2. The book of numbers
Polly is creating a book that lists whole numbers from zero to infinity in alphabetical order. The initial entry is ‘eight’.
Which number is listed second? Which number is listed second-to-last?
^15) is not ‘one quadrillion’
Note: Numbers above 10^15 are not considered to be equivalent to one quadrillion. 15), Polly strings numbers together, ie. 1018 is ‘one thousand quadrillion’
The number following is ‘8,000,000,000.’
The number before the last one is ‘two trillion two thousand two hundred and two’.
(The final number is zero.)
One great aspect is that in a list with an unlimited amount of items, it is feasible to identify the first two and last two elements.
3. Sick sweeks
Which number is greater?

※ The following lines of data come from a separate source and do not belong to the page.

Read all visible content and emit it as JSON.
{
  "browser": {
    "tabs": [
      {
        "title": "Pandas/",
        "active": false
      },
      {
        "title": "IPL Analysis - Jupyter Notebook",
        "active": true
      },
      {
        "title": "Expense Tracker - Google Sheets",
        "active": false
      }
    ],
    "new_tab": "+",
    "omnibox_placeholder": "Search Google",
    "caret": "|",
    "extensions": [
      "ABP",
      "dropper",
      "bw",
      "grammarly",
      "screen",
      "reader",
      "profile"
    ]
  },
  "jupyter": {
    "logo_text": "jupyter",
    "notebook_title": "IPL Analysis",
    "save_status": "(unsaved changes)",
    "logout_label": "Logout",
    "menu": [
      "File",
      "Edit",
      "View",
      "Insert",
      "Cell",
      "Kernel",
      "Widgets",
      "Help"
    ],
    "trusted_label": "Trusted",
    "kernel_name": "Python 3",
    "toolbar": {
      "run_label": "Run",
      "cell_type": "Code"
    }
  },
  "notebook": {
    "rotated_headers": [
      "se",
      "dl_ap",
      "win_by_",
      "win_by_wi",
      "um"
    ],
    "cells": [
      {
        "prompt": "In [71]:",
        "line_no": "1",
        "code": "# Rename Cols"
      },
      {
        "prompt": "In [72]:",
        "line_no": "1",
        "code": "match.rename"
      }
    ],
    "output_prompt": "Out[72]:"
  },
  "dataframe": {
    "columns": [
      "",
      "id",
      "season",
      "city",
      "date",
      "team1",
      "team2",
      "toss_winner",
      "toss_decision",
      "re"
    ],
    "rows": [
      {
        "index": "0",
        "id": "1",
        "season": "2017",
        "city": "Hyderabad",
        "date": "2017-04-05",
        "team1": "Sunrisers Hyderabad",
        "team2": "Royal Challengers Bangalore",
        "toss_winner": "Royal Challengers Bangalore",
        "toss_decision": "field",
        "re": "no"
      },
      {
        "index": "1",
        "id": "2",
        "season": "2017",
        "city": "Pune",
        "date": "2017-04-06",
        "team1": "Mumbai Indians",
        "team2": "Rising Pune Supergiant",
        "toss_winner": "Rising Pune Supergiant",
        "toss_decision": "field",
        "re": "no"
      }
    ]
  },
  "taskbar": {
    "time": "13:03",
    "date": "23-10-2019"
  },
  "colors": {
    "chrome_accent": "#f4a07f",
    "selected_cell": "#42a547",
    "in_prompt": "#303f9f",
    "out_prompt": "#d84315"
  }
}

The result of multiplying all the numbers from 1 to 10 (also expressed as 1 x 2 x 3 x…x 9 x 10 and commonly written as 10!) or the total number of seconds in six weeks?
Using a calculator is not permitted for solving this problem.
The values are identical.
There are 604,800 seconds in six weeks.
It really is very nice that six weeks of seconds is 10!
This is a fortunate coincidence that relies on our subjective units of time. Here are a few additional examples:
The number of minutes in February is 8!
There are 5,400,000 milliseconds in a day.5 x 44 x 33 x 22 x 11.
I hope you had a good time solving today’s puzzles. I will return in two weeks.
Today’s puzzles all come from Headscratchers: The Puzzle Book by Rob Eastaway and Brian Hobbs. Rob curates the New Scientist’s weekly puzzle and the puzzles in the book are taken from its pages. It’s a fantastic and varied collection of problems authored by some of the best puzzle setters around.
Every other Monday, I post a puzzle on this platform. I am constantly searching for interesting puzzles. If you have any suggestions, please send me an email.
I co-authored the book series Football School with Ben Lyttleton. This series uses football to help explain various topics. Our first full color hardback, the Football School Encyclopaedia, is now available! If you’re searching for a gift for a football fan who is 7 years or older, this is a perfect choice.